The News: The Wisconsin Supreme Court, in a 4-3 decision, held
that the Wisconsin Legislature does have standing to defend state law when the Attorney General does not defend it. The Wisconsin Institute for Law & Liberty (WILL) filed an amicus
in the case before the Court, DNC v. Bostelmann, that warned that a federal appellate court’s interpretation of Wisconsin law “poses an existential threat to the separation-of-powers principles our state and country are founded upon.”
The Quote: WILL Deputy Counsel Luke Berg said, “We are pleased that the Court agreed that the Wisconsin Legislature can defend laws where the Attorney General refuses to do so. If this were not so, the state would have no lawyer and a single judge’s decision to change election procedures on the eve of an election would evade review by higher courts.”
The Background: The controversy over standing stems from four consolidated lawsuits that challenge various Wisconsin election laws. The Attorney General withdrew from the cases early on and the Wisconsin Elections Commission has not defended the laws in federal court. The Wisconsin Legislature intervened, as state law permits, and offered a robust defense of those laws. When the District Court ordered changes to some of Wisconsin’s election laws, just a few months before the November election, the Legislature appealed to the Seventh Circuit Court of Appeals, but the panel initially held that the Legislature does not have standing to defend state law in federal court. At the Legislature’s request, the federal court agreed to certify that question to the Wisconsin Supreme Court.
WILL filed an amicus brief
that made a clear and straightforward argument to the Court about why it is critical to allow the Wisconsin Legislature to defend state law in federal court when others, typically charged with doing so, do not. The amicus articulates the stakes: “When, as here, the Attorney General bows out and the named government defendants roll over, the Legislature must be permitted to intervene to defend state law; otherwise a single judge will be able to rewrite state law with impunity, totally upending our system of checks and balances.”

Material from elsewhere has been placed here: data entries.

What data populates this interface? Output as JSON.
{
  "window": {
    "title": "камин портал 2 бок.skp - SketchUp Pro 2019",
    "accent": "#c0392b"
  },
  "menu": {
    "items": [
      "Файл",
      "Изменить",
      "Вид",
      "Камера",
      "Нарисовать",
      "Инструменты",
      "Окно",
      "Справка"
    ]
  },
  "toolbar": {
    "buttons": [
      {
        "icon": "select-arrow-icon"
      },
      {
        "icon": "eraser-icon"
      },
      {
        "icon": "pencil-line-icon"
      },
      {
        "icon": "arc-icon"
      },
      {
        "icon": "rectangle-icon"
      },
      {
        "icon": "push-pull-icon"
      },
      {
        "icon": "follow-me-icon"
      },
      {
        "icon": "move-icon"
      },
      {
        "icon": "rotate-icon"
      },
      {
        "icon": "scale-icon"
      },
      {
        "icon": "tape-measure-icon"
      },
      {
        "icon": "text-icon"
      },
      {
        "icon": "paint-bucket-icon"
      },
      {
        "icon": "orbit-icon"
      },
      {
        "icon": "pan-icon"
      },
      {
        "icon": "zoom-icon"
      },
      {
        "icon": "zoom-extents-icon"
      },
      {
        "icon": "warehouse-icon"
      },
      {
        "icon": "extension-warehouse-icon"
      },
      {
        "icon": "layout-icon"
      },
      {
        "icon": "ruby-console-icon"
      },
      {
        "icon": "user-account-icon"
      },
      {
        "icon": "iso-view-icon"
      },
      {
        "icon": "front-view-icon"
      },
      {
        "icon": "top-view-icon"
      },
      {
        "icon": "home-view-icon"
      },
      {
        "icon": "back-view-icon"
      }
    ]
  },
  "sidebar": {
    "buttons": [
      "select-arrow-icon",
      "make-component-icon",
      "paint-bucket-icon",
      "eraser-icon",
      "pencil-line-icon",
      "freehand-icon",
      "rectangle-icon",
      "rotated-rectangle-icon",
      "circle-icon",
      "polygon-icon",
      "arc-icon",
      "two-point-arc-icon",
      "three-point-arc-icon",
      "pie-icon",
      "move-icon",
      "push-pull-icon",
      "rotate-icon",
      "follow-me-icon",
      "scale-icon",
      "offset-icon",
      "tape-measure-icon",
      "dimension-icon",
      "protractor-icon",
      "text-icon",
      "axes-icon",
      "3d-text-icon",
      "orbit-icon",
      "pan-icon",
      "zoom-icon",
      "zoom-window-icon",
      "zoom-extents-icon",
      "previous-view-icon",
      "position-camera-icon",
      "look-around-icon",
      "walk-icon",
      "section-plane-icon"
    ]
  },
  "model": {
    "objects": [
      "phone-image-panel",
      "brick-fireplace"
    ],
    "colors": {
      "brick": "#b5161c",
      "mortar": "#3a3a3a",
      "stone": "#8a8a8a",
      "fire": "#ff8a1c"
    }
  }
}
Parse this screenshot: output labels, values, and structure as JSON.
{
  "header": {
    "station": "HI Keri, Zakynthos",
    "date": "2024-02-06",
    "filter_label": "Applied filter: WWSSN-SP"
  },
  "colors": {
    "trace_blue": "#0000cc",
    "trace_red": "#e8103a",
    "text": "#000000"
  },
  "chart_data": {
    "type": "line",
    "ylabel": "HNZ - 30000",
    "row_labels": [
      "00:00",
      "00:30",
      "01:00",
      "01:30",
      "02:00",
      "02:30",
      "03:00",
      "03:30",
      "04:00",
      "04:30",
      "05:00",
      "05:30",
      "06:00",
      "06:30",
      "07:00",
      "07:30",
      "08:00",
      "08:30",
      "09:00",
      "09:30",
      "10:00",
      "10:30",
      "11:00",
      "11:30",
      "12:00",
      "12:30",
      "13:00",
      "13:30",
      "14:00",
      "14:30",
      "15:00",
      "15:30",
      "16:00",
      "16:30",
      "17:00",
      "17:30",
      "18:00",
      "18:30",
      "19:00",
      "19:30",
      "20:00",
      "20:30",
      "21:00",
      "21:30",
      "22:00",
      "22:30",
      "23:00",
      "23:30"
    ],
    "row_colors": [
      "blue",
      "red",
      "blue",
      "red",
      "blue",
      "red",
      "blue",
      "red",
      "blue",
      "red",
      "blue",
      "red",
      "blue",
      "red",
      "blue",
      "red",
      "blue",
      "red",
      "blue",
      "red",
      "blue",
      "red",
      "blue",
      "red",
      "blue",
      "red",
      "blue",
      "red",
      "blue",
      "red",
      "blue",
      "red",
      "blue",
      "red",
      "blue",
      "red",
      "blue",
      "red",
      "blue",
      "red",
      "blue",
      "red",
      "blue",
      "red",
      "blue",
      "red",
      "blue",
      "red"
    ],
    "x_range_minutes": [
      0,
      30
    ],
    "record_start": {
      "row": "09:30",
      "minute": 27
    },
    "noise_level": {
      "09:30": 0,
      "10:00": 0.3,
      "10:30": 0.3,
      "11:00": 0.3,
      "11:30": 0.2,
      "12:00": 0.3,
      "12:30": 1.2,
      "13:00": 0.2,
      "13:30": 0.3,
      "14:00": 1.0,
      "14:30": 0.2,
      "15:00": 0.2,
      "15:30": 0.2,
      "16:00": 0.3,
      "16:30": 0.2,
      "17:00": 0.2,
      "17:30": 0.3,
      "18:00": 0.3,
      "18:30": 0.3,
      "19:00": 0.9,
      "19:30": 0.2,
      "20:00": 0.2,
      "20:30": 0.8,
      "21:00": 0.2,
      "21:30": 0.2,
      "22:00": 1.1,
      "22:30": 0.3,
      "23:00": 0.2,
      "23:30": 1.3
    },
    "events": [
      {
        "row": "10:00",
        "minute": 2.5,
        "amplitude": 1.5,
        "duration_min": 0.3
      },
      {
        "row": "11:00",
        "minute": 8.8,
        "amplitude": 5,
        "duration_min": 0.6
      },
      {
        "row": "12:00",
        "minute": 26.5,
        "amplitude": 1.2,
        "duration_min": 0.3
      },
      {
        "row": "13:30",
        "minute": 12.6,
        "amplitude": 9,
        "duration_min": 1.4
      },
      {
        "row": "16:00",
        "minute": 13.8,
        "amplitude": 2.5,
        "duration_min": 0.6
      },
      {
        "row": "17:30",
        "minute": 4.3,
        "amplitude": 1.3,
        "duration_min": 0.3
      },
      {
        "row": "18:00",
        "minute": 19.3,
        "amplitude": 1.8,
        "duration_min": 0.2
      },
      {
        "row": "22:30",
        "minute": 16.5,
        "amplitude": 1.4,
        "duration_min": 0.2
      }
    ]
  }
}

In the wake of the Wisconsin Supreme Court’s decision, the matter heads back to the Seventh Circuit Court of Appeals.